Nine illegal black bear hunts were conducted between 2000 and 2001, according to the U.S. attorney's office.
Veys pleaded guilty to one misdemeanor count of negligent conspiracy and was sentenced to one month imprisonment, five months of home confinement, a $14,000 fine, plus $6,000 restitution to the state. The restitution is split between Veys and Jairell.
Jairell pleaded guilty to two felony violations of the Lacey Act involving conspiracy and false labeling. The act dates back to 1900 and allows the Department of the Interior to regulate restoration of game and wild birds that are scarce or extinct. Jairell was sentenced to one month imprisonment, five months of home confinement, a $10,000 fine, as well as half of the restitution.
"The government's investigation established that Veys and Jairell cooperated together in contracting for and providing illegal guiding for black bears in Southeast Alaska," U.S. Attorney Nelson Cohen said in a statement.
Veys' attorney, Brent Cole of Anchorage, said his client did not know Jairell was improperly licensed.
"This whole experience lies in a misplaced trust of a business partner who wanted to engage in bear hunting," Cole said. "It is very unfortunate that my client came to rely on some of the representations that Mr. Jairell was making."

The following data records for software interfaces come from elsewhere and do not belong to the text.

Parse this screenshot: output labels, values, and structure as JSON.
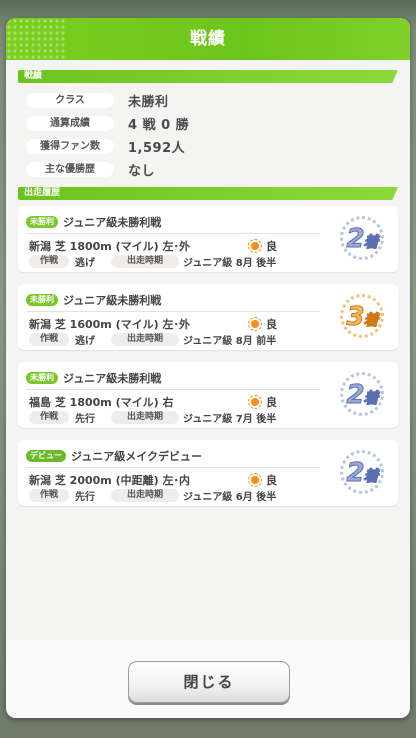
{
  "title": "戦績",
  "stats_section": {
    "label": "戦績",
    "rows": [
      {
        "label": "クラス",
        "value": "未勝利"
      },
      {
        "label": "通算成績",
        "value": "4 戦 0 勝"
      },
      {
        "label": "獲得ファン数",
        "value": "1,592人"
      },
      {
        "label": "主な優勝歴",
        "value": "なし"
      }
    ]
  },
  "history_section": {
    "label": "出走履歴",
    "races": [
      {
        "tag": "未勝利",
        "name": "ジュニア級未勝利戦",
        "course": "新潟 芝 1800m (マイル) 左･外",
        "weather": "良",
        "strategy_label": "作戦",
        "strategy": "逃げ",
        "timing_label": "出走時期",
        "timing": "ジュニア級 8月 後半",
        "rank_num": "2",
        "rank_suffix": "着",
        "rank_color": "blue"
      },
      {
        "tag": "未勝利",
        "name": "ジュニア級未勝利戦",
        "course": "新潟 芝 1600m (マイル) 左･外",
        "weather": "良",
        "strategy_label": "作戦",
        "strategy": "逃げ",
        "timing_label": "出走時期",
        "timing": "ジュニア級 8月 前半",
        "rank_num": "3",
        "rank_suffix": "着",
        "rank_color": "gold"
      },
      {
        "tag": "未勝利",
        "name": "ジュニア級未勝利戦",
        "course": "福島 芝 1800m (マイル) 右",
        "weather": "良",
        "strategy_label": "作戦",
        "strategy": "先行",
        "timing_label": "出走時期",
        "timing": "ジュニア級 7月 後半",
        "rank_num": "2",
        "rank_suffix": "着",
        "rank_color": "blue"
      },
      {
        "tag": "デビュー",
        "name": "ジュニア級メイクデビュー",
        "course": "新潟 芝 2000m (中距離) 左･内",
        "weather": "良",
        "strategy_label": "作戦",
        "strategy": "先行",
        "timing_label": "出走時期",
        "timing": "ジュニア級 6月 後半",
        "rank_num": "2",
        "rank_suffix": "着",
        "rank_color": "blue"
      }
    ]
  },
  "close_button": "閉じる",
  "colors": {
    "accent": "#6cc51c",
    "rank_blue": "#9aa8d6",
    "rank_gold": "#f7b65a"
  }
}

The federal government contends Jairell is from Laramie, Wyo., and Veys from Longview, Wash. Cole said Veys lives at Pybus Bay and also has a home in Washington.
Cole said the federal government targeted Veys because he had privately owned land on Admiralty Island, a national monument famous for its dense grizzly bear population. Veys focused on sport fish guiding, leaving the bear hunting to Jairell. An undercover investigation of Veys' sport fish guiding service found it complied with all Alaska laws, Cole said.
"Allen Veys, if you met him, you would be genuinely impressed with his integrity, his concern about other people, his attempts to show people a good time," Cole said. "He just loves to provide these fishing guiding services, and when these charges were brought against him, it has been devastating to him. He has had a very difficult time."
Jairell's attorney, Kevin Fitzgerald of Anchorage, could not be reached for comment, but Cole said Jairell was conducting legal hunts at the same time because he did hold a legitimate assistant guide's license.